On the side of episodic games is the idea of freshness that we noted before. Even though Dota 2 has a wealth of possible scenarios, there are only so many times you can do X, Y and Z before it becomes boring. Episodic games can avoid this. Hitman is a great example of how a fairly simple idea can be turned into an ongoing franchise. After Eidos Interactive birthed Agent 47 in 2000, the Hitman franchise has been taken in a multitude of directions. On the gaming front, the series has taken the bald assassin to all four corners of the globe. From the 2016 bonus episode that took Agent 47 to Sapienza and Marrakesh to battles in East Europe and beyond, players have been taken on an impressive journey over the years.
Episodic Games Are Much More Versatile
However, perhaps the biggest benefit of using the episodic model is the ability to create spinoffs. We all know about the Hitman movies. Although the 2015 sequel didn’t quite match the $99.5 million made by the 2007 original, distributor FOX certainly cashed in on the Hitman hype. Beyond the movies, themed gaming apparel such as Striker Pro headsets have helped build the brand. Even more interestingly, the episodic nature of Hitman has spawned new types of game. Alongside more traditional looking offerings such as Cash Splash, Betway Casino hosts the Hitman slot game. Instead of cherries and bar symbols, this Microgaming creation features images and animations from the more familiar video games.
Although it’s possible to play for real money by betting $0.20, there is also a free-play option. This feature is clearly a nod to Hitman’s video gaming roots. However, what’s most interesting here is that it helps continue to narrative of the franchise. Because the episodic model forces us to adopt a holistic perspective, we’re able to see Hitman slots as part of a much larger story. To put it another way, these games are like another chapter in the Hitman novel. Having this ability to take players in multiple and often unexpected directions is perhaps the greatest strength of episodic games. However, even with this being the case, their days could be numbered.
Telltale’s Demise Doesn’t Tell the Whole Story
In 2018, we learned that Hitman 2 was going in a non-episodic direction and, for Caty McCarthy of US Gamer, that was a huge disappointment. For her, the idea of assuming different roles and constantly adapting to new surroundings was a key part of being an assassin and, moreover, fundamental to the episodic model. However, it’s also important to acknowledge that this approach doesn’t always suit the storyline. While it’s great for Hitman, Spider-Man by Insomniac Games wouldn’t work in the same way.
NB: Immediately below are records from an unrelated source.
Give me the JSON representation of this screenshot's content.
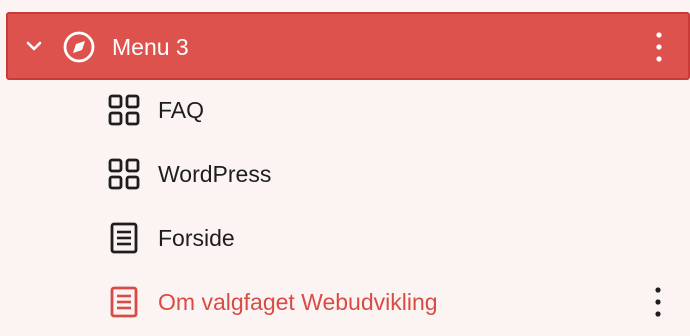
{
  "menu": {
    "title": "Menu 3",
    "expanded": true,
    "icon": "compass-icon",
    "colors": {
      "selected_background": "#dd524c",
      "panel_background": "#fbf4f3",
      "text": "#1e1e1e",
      "active_text": "#d94c46"
    }
  },
  "items": [
    {
      "label": "FAQ",
      "icon": "grid-icon"
    },
    {
      "label": "WordPress",
      "icon": "grid-icon"
    },
    {
      "label": "Forside",
      "icon": "page-icon"
    },
    {
      "label": "Om valgfaget Webudvikling",
      "icon": "page-icon",
      "active": true
    }
  ]
}
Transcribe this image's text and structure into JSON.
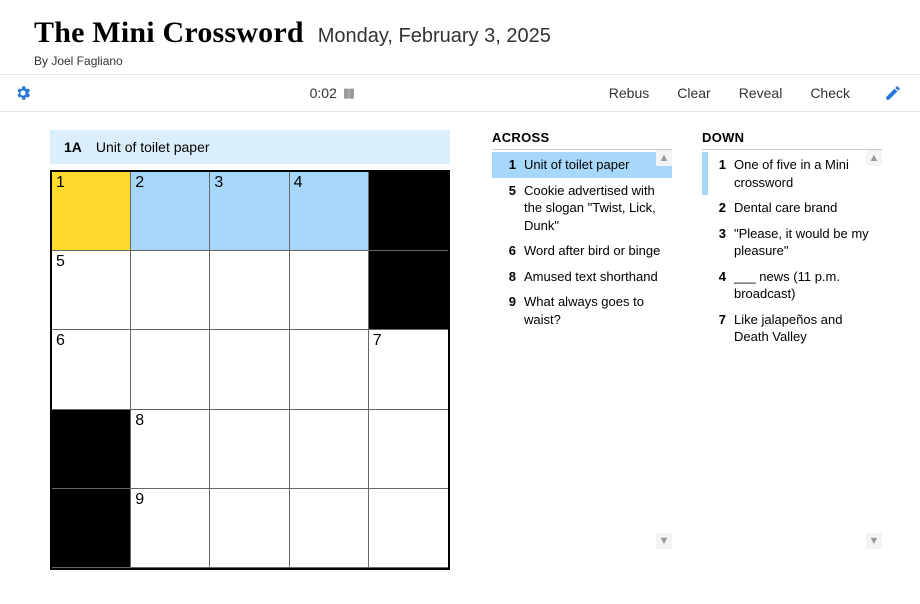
{
  "header": {
    "title": "The Mini Crossword",
    "date": "Monday, February 3, 2025",
    "byline": "By Joel Fagliano"
  },
  "toolbar": {
    "timer": "0:02",
    "rebus": "Rebus",
    "clear": "Clear",
    "reveal": "Reveal",
    "check": "Check"
  },
  "current_clue": {
    "label": "1A",
    "text": "Unit of toilet paper"
  },
  "grid": {
    "size": 5,
    "cells": [
      {
        "black": false,
        "num": "1",
        "state": "focus"
      },
      {
        "black": false,
        "num": "2",
        "state": "hl"
      },
      {
        "black": false,
        "num": "3",
        "state": "hl"
      },
      {
        "black": false,
        "num": "4",
        "state": "hl"
      },
      {
        "black": true
      },
      {
        "black": false,
        "num": "5"
      },
      {
        "black": false
      },
      {
        "black": false
      },
      {
        "black": false
      },
      {
        "black": true
      },
      {
        "black": false,
        "num": "6"
      },
      {
        "black": false
      },
      {
        "black": false
      },
      {
        "black": false
      },
      {
        "black": false,
        "num": "7"
      },
      {
        "black": true
      },
      {
        "black": false,
        "num": "8"
      },
      {
        "black": false
      },
      {
        "black": false
      },
      {
        "black": false
      },
      {
        "black": true
      },
      {
        "black": false,
        "num": "9"
      },
      {
        "black": false
      },
      {
        "black": false
      },
      {
        "black": false
      }
    ]
  },
  "lists": {
    "across": {
      "title": "ACROSS",
      "clues": [
        {
          "num": "1",
          "text": "Unit of toilet paper",
          "selected": true
        },
        {
          "num": "5",
          "text": "Cookie advertised with the slogan \"Twist, Lick, Dunk\""
        },
        {
          "num": "6",
          "text": "Word after bird or binge"
        },
        {
          "num": "8",
          "text": "Amused text shorthand"
        },
        {
          "num": "9",
          "text": "What always goes to waist?"
        }
      ]
    },
    "down": {
      "title": "DOWN",
      "clues": [
        {
          "num": "1",
          "text": "One of five in a Mini crossword",
          "related": true
        },
        {
          "num": "2",
          "text": "Dental care brand"
        },
        {
          "num": "3",
          "text": "\"Please, it would be my pleasure\""
        },
        {
          "num": "4",
          "text": "___ news (11 p.m. broadcast)"
        },
        {
          "num": "7",
          "text": "Like jalapeños and Death Valley"
        }
      ]
    }
  }
}
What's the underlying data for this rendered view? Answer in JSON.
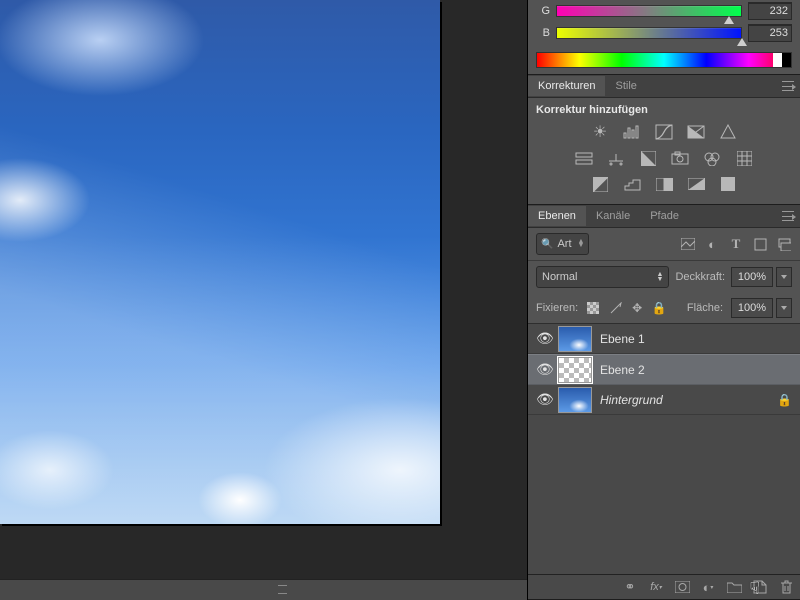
{
  "color_panel": {
    "channels": [
      {
        "label": "G",
        "value": "232"
      },
      {
        "label": "B",
        "value": "253"
      }
    ]
  },
  "panels": {
    "adjustments": {
      "tabs": [
        "Korrekturen",
        "Stile"
      ],
      "active": 0,
      "hint": "Korrektur hinzufügen"
    },
    "layers": {
      "tabs": [
        "Ebenen",
        "Kanäle",
        "Pfade"
      ],
      "active": 0,
      "filter_label": "Art",
      "blend_mode": "Normal",
      "opacity_label": "Deckkraft:",
      "opacity_value": "100%",
      "fill_label": "Fläche:",
      "fill_value": "100%",
      "lock_label": "Fixieren:",
      "layers": [
        {
          "name": "Ebene 1",
          "thumb": "sky",
          "locked": false,
          "selected": false
        },
        {
          "name": "Ebene 2",
          "thumb": "transparent",
          "locked": false,
          "selected": true
        },
        {
          "name": "Hintergrund",
          "thumb": "sky",
          "locked": true,
          "selected": false,
          "italic": true
        }
      ]
    }
  }
}
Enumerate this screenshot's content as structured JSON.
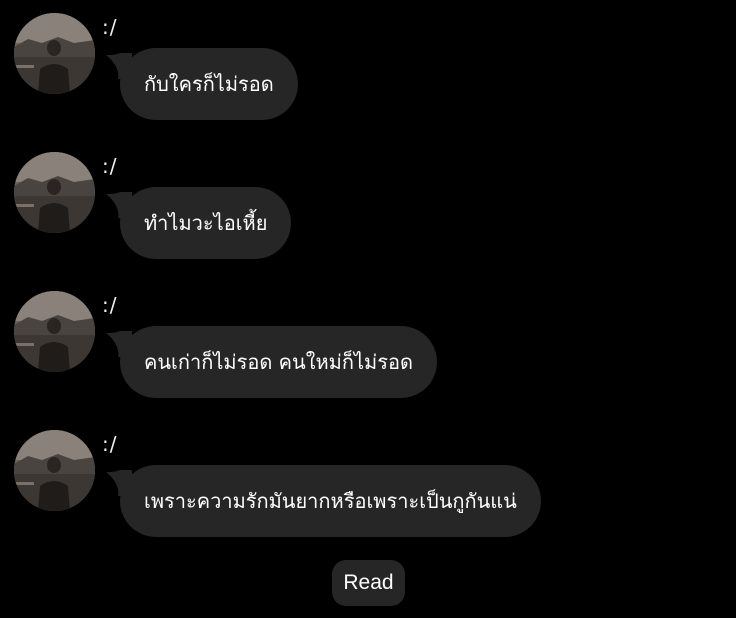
{
  "messages": [
    {
      "sender": ":/",
      "text": "กับใครก็ไม่รอด"
    },
    {
      "sender": ":/",
      "text": "ทำไมวะไอเหี้ย"
    },
    {
      "sender": ":/",
      "text": "คนเก่าก็ไม่รอด คนใหม่ก็ไม่รอด"
    },
    {
      "sender": ":/",
      "text": "เพราะความรักมันยากหรือเพราะเป็นกูกันแน่"
    }
  ],
  "status": {
    "read_label": "Read"
  },
  "colors": {
    "background": "#000000",
    "bubble": "#262626",
    "text": "#ffffff"
  }
}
Why? In one sense, because we know Spider-Man is always chasing one evil. Yes, there are bumps along the way, but he always has an end target. Therefore, to string things out over multiple episodes would be too distracting. In contrast, Hitman is always chasing someone or something new, therefore, the ever-changing scenarios are perfect.
Surveying the gaming industry, it would be easy to say that episodic games are losing ground. In 2017, Telltale Games lost 25% of its workforce and, according to The Verge, it wasn’t simply because the company’s revenue was down. According to Megan Farokhmanesh, the $36 billion gaming industry is burning out its best employees. Putting on quality content on a consistent basis isn’t easy and that, in reality, is why episodic games are drying up. When done right, as in the case of Hitman, this model is fantastic. However, when the story doesn’t suit the structure, things become stale very quickly and that leads to pressure on the developers and, in turn, poor output.
So, while episodic games might be on the decline, it’s not because they’re not entertaining or popular, it’s simply because the format isn’t being used in the right context.
[Written by External Partner]